Did you ever imagine you would find yourself living in a time of historical importance? Does it overwhelm you? Or intrigue you? Or do you wish it would just all go away?
The historian in me is intrigued. The mythologist is in rapture. Both those sides of my work is, however, disturbed by this rampage to remove tangible history. I speak of the statues throughout the Western world that are being defaced and toppled, because of racism.
It is mindless to remove these statues. Here’s why.
Statues are set up as commemorative visuals. It doesn’t matter who is commemorating whom, the thing is, a few folks banded together to set up a three dimensional reminder of a human being, from a certain time, who accomplished something worth remembering. Sometimes there is more than one person represented in sculptures that reminds us of an event. Like the monument depicting the soldiers raising the flag at Iwo Jima.
It is a truth that some of the individuals depicted were not so great. Like Lenin. Or Robert E. Lee. And yet, as things have escalated, some individuals have been desecrated, like Queen Victoria and Abraham Lincoln, that have fine reputations.
Makes us pause to think this statue busting is not so innocent after all.
That aside, here’s my argument for keeping all the statues up, even Lenin’s. These statues are tangible history. Like anything that can be touched, like a building, or a piece of clothing, these pieces of history are as important as the books we read. Sometimes even more so. Because the tangible stuff can give us a better scale of what we are talking about. A room full of its old furniture gives us the scale of the people alive at that time. Their clothing gives us an idea of how they moved and if they were, or were not comfortable in that clothing. Because the how is as important as the what. A statue can give us a moment to look a person in the eye. To imagine him, or her, alive. Animated.
Indeed, many statues are placed on pedestals which raise the person above us. Now here is where changes can be made. For I am of the opinion that many personages aught to be brought down to eye level, so that we can indeed look them in the eye. Here are my ideas on the what to do, and why.
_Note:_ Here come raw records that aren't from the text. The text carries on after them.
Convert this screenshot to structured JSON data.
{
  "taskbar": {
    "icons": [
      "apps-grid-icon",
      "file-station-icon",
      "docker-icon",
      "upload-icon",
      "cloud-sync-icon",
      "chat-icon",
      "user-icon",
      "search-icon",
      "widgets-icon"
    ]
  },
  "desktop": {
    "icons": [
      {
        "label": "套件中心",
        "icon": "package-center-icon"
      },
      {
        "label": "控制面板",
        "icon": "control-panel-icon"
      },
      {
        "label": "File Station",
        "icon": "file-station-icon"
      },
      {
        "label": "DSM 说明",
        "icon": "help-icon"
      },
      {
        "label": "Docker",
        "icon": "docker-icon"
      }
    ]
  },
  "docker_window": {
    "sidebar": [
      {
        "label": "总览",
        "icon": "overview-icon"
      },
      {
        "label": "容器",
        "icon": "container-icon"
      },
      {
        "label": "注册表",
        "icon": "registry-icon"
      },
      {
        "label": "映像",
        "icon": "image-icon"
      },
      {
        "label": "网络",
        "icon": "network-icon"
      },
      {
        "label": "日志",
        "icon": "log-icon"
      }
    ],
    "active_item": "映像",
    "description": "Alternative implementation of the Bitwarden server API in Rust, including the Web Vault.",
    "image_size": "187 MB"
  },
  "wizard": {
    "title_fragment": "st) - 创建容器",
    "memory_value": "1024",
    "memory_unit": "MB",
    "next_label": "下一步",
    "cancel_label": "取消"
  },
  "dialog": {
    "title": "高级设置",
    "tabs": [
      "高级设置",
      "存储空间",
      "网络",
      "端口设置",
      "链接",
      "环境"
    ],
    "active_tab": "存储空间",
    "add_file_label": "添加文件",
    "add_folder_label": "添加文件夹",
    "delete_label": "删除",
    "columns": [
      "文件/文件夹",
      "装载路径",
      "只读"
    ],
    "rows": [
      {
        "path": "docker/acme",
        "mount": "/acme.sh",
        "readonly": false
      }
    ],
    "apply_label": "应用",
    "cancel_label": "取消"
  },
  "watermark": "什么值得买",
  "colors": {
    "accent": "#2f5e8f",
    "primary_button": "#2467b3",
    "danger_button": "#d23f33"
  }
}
1-Nefarious people need to be studied. Like Lenin, for example. The warning is, the more you would study this man, the more you will find he’s not so easy, because he’s a complex human being. Like the rest of us. So I don’t want him destroyed, or hidden away. Remove him from his pedestal, certainly. Bring him down to our level. Let us see that evil is a human trait, we are all capable of it. In addition to this, place summaries of his life next to the statue, along with the data of how many people perished under his watch. But do not erase him. To erase him means no such people exist. But they do, so don’t let it be forgotten. This is the same reasoning used to keep the concentration camps intact. So that we don’t forget.
2-It is a good idea, methinks, to bring most statues down off their pedestals. And for the same reason.
. We can all accomplish good things. For example, let’s look at Queen Victoria. She was quite the petite lady, which means most modern people have to look down to peer into her eyes. So here’s the message: It doesn’t take a big body to accomplish big things. It take a huge will to carry things to their full fruition.
She too will have a life summary next to her, and a data sheet of her accomplishments, good and bad.
My next book is titled, Humanity, the Great Dichotomy. In it, I address the conflicted human race. I repeat, people are complex. We all have hypocrisies. Unless one is a narcissist, we can see our faults, and work on them. This can only be accomplished on an individual level. You have to fix you. No one else can. You have to take responsibility for you. No one else can. I repeat what Dr. Jordan Petersen said, if you want to make the world a better place, make yourself a better person. Don’t be a part of the problem, be a part of the solution. And the solution is not about destroying anything except your old, bad habits.
If you go along with the destruction of our civilization, you will either be dead, or having to rebuild it. That rebuild could kill you too. I am of the mind that most people don’t want it burned to the ground. So it will have to be fought for, and yes, some will die for its continuation. If you don’t want it brought to that extreme situation, then it is best to push back now, and try new ideas in preserving it. Begin by recognizing the past for what it is, and the past cannot be changed. Only who we are today can be changed. That takes imagining the future.